- DATA PROVIDED:
-- Opening Marker --

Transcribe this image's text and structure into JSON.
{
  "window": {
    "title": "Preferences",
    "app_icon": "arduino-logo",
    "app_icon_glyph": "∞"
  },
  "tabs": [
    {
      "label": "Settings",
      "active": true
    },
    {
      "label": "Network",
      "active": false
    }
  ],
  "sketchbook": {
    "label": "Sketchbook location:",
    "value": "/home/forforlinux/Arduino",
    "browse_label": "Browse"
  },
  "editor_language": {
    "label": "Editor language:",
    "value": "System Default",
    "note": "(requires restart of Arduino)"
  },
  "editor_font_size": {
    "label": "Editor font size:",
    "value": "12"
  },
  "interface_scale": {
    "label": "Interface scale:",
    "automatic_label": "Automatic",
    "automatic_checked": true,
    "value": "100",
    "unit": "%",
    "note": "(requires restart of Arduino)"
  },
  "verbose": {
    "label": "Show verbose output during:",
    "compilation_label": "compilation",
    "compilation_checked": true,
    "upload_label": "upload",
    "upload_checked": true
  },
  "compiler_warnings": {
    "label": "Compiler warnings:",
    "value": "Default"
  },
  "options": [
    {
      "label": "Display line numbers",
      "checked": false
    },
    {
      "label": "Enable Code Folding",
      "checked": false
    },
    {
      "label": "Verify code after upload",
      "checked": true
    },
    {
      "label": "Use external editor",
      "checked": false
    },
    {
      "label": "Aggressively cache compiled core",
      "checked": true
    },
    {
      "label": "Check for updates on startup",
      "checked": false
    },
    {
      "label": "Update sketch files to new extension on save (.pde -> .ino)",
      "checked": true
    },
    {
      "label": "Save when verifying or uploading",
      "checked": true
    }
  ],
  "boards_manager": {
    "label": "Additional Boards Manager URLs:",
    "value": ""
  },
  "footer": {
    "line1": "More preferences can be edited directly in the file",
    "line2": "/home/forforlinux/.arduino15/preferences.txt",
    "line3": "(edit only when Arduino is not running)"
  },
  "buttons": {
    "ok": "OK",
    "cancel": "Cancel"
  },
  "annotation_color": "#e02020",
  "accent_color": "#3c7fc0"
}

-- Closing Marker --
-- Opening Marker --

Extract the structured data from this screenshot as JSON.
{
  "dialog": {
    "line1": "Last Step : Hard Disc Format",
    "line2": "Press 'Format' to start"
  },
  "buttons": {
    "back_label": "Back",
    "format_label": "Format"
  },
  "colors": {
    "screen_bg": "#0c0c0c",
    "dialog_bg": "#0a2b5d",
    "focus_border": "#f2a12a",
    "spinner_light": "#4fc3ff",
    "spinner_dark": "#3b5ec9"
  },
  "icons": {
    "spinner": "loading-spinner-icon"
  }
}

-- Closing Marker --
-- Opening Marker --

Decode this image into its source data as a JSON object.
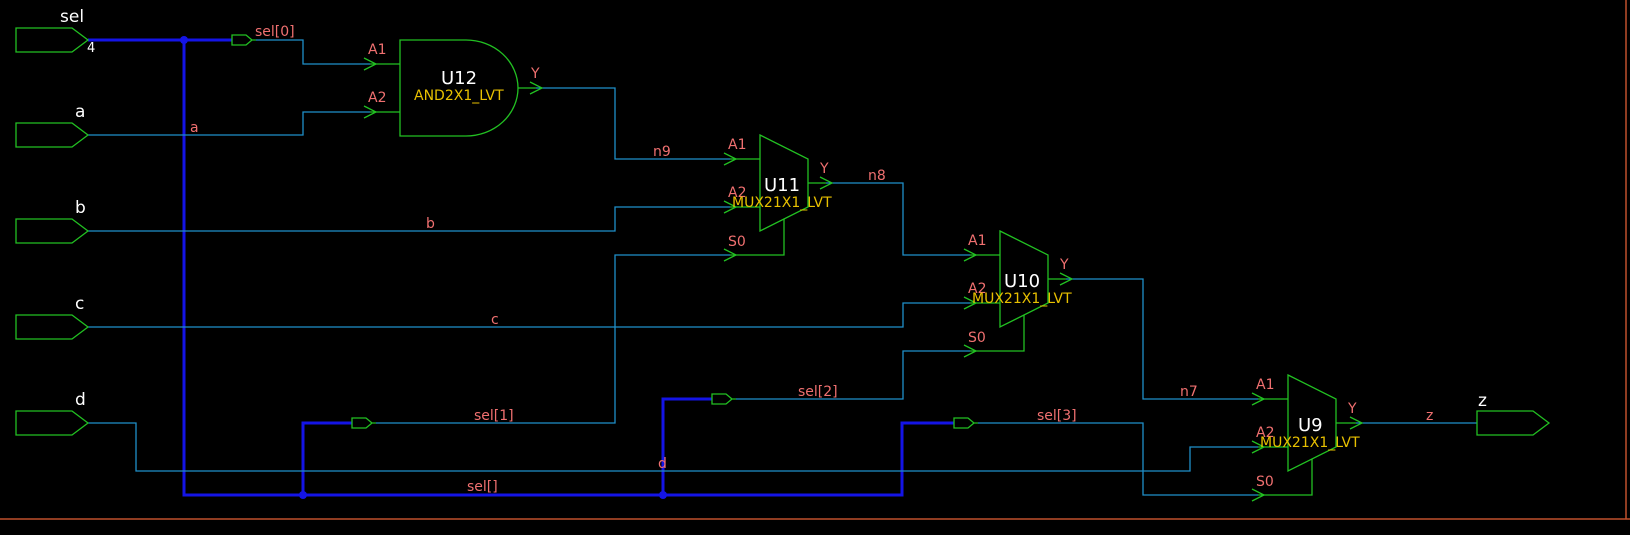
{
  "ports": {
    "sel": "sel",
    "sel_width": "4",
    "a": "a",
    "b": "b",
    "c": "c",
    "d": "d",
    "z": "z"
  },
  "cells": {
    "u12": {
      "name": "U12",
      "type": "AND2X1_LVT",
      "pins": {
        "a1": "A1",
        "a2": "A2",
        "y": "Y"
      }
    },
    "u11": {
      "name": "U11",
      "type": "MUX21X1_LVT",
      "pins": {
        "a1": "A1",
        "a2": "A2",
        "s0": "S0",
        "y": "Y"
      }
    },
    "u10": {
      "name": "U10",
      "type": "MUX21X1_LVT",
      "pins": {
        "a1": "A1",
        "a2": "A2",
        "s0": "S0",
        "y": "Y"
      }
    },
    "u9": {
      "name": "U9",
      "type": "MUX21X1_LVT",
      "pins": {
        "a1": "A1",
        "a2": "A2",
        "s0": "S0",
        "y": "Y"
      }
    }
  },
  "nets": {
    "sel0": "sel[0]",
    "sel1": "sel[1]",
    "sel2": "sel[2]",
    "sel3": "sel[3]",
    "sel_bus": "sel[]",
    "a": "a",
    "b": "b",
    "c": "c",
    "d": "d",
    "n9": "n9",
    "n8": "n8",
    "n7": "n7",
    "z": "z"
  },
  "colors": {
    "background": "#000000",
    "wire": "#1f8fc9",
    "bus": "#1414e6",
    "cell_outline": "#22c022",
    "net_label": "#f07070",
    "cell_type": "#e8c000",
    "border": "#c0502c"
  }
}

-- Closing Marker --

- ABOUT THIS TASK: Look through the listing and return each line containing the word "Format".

- ANSWER:
    "line1": "Last Step : Hard Disc Format",
    "line2": "Press 'Format' to start"
    "format_label": "Format"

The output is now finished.